Remember I was telling you about Daniel Wright, the other day?  Well, I haven't exactly gotten to the bottom of his story, because it's more complex than I imagined.

I found someone had written a dissertation about a series of publications published by a prolific London publisher named John Walsh.  And the contents of one volume exactly matched the contents of the Daniel Wright book that is in Dundee, minus its cover.  So, who compiled the compilation, Walsh or Wright?  Kidson says the two publishers were rivals, and Wright is known to have pirated Walsh.

But it gets more complicated. Whoever did it first, they put two collections together, one on the front and one on the back (or vice versa) of each page.  I haven't yet established the identity of the two collections.  I've found tunes that appear in THIS book and a Wright book of country dances, but the latter has only a melody line, and I haven't yet looked at any Walsh books.  

Moreover, there's another compilation by Wright, which doesn't appear to have any connection with Walsh, and I need to compare the contents of that, with Daniel Wright's untitled (or John Walsh's titled) collection.
 
Give me time!

I had a small disappointment this afternoon, though. The dissertation author mentioned an unpublished manuscript by Wright.  As you might guess, I was intrigued, and followed up the reference very carefully.  Only to have my anticipation dashed to a thousand pieces.  It isn't an unpublished manuscript - they've seen a reference to the untitled PUBLICATION in Dundee, and jumped to the erroneous conclusion that it's an unpublished manuscript.  The fact that it's in Dundee with the same catalogue number, is proof enough that the untitled publication is just that.  A publication with the front pages missing.

Takes me back to a memorable occasion many decades ago, when I was eagerly anticipating seeing an Augustinian plainsong manuscript at the British Museum.  I sat, pencil and notebook in front of me, almost salivating at the thought of the tasty treat I was about to have placed in front of me.  Instead, I was apologetically handed a slip.  
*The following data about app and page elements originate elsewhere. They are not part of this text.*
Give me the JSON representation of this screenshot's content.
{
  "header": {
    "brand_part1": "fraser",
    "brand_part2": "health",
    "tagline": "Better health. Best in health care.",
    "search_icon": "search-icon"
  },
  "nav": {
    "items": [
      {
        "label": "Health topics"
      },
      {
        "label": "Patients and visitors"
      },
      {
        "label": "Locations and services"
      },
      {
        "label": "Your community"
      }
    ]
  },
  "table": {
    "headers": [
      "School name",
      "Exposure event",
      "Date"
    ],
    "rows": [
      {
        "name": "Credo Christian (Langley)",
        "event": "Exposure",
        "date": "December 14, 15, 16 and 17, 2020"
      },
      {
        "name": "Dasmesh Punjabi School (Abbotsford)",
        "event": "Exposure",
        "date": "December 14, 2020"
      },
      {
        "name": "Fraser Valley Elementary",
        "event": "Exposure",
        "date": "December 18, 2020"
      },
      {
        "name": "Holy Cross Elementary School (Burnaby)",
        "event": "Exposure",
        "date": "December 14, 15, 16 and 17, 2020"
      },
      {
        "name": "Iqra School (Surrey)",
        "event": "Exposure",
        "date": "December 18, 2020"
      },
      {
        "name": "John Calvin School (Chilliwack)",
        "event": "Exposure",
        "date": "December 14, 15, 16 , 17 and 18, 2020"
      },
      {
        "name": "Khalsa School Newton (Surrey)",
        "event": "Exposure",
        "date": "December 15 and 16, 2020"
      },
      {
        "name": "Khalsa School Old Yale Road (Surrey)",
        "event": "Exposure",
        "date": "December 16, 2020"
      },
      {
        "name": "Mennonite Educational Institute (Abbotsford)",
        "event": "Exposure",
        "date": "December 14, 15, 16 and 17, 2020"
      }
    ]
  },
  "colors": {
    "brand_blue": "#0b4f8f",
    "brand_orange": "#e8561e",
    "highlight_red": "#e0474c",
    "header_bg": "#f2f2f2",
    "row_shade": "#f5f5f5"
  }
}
"Lost in enemy action."

I don't know what's worse! A manuscript that used to exist, or one that never existed at all!


More about Pirate Daniel Wright anon.......